‘Les Sauvages de la Mer Pacifique’ by Joseph Dufour is wallpaper. Spectacular, exceptionally rare, two-hundred-year-old wallpaper. Flagged as ‘armchair tourism’, the wallpaper depicts the over twenty different indigenous groups that Captain James Cook or Louis Antoine de Bougainville encountered in the Pacific. With the luscious Tahitian backdrop, the viewer is transported into a different, imaginary time. The panels depict sanitised cultural practices and stereotypes; they refuse to mirror the reality of the unfamiliar tattoos, body adornments and cultural practices encountered, and instead focus on the narrative of ‘The Garden of Eden’. It even comes complete with the Easter egg of Cook dying if you’re willing to travel to Te Papa to search for it; it’s pretty much a PC Where’s Wally.

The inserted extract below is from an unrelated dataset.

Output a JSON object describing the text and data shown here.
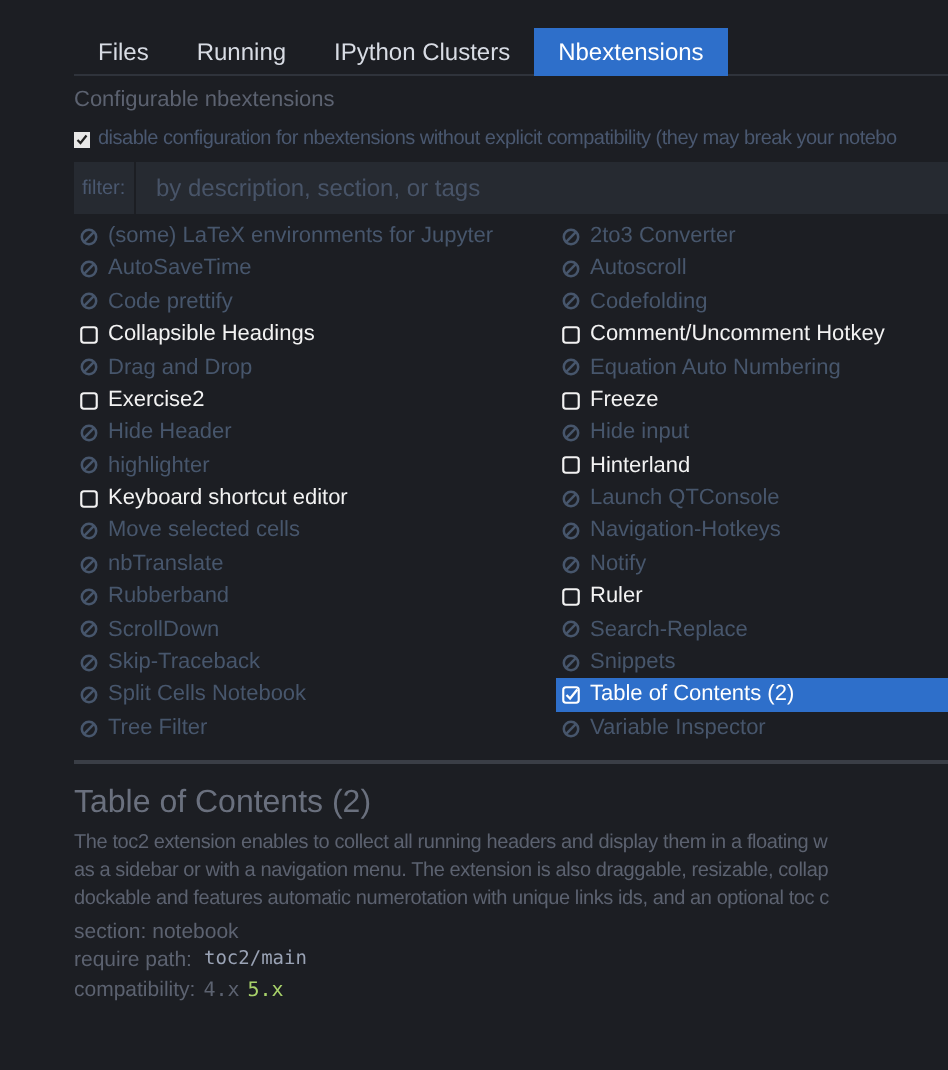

Take this wallpaper, animate the characters, spread it across 26 meters and you have Lisa Reihana’s ‘in Pursuit of Venus [infected]’, a panoramic arrangement of the beauties and horrors witnessed and most certainly created by early colonisers. Reihana’s work picks up what Dufour’s lacks: difficult encounters and the complexities and nuances of colonisation and cultural identities. The work disrupts the romantic ideology of the time, peeling back a layer of ignorant white wash to reveal the honest story of a country.
Reihana became the name to watch when she was announced as the representative for New Zealand’s contemporary art exhibit at the 2017 Venice Arte Biennale. Her ‘Emissaries’ exhibition, an extended version of the original ‘in Pursuit of Venus [infected]’, was met with stellar reviews from the international melting pot of attendees. Interrelated sculpture and photo-based works were dispersed throughout her exhibit to create a true masterpiece on the world stage.

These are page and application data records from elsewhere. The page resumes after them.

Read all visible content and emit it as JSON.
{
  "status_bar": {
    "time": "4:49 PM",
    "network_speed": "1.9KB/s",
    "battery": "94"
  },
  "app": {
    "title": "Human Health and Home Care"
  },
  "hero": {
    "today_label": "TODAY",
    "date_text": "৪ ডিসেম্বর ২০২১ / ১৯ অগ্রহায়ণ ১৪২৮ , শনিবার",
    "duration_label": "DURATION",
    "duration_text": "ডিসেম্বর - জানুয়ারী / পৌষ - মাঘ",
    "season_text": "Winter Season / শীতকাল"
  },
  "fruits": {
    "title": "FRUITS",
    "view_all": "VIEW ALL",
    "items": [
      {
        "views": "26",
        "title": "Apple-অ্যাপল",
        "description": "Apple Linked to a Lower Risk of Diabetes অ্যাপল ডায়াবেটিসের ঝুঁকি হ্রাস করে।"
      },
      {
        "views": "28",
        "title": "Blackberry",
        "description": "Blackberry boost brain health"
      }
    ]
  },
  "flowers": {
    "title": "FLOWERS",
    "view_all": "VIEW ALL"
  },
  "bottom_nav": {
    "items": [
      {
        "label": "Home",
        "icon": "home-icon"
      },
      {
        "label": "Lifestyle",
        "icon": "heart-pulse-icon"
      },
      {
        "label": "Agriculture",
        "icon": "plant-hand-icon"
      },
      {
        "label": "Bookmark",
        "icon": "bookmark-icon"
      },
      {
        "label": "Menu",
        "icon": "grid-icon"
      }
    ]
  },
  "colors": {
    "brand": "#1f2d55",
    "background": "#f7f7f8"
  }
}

You can see the exhibit for yourself on our very own Dowling Street. ‘Extrait d’Image’ captures poignant still images from the ‘in Pursuit of Venus [infected]’ video footage and encases them in glass.
Finally, I have an Easter egg of my own to leave you with. If at any point you’ve indulged in an Allpress coffee over the past few months and admired the vibrant design circling the bottom rim of the takeaway cup, congrats. You too have witnessed Reihana’s ‘in Pursuit of Venus [infected]’ in all its confronting glory.
This exhibit refuses to conclude, it undergoes a constant metamorphosis from one medium to another, it infects our perspectives time and time again. Reihana’s historically correctional works raise new questions with every evolution. I suggest you head over to Milford Galleries, always free and always warm, to contemplate them for yourself.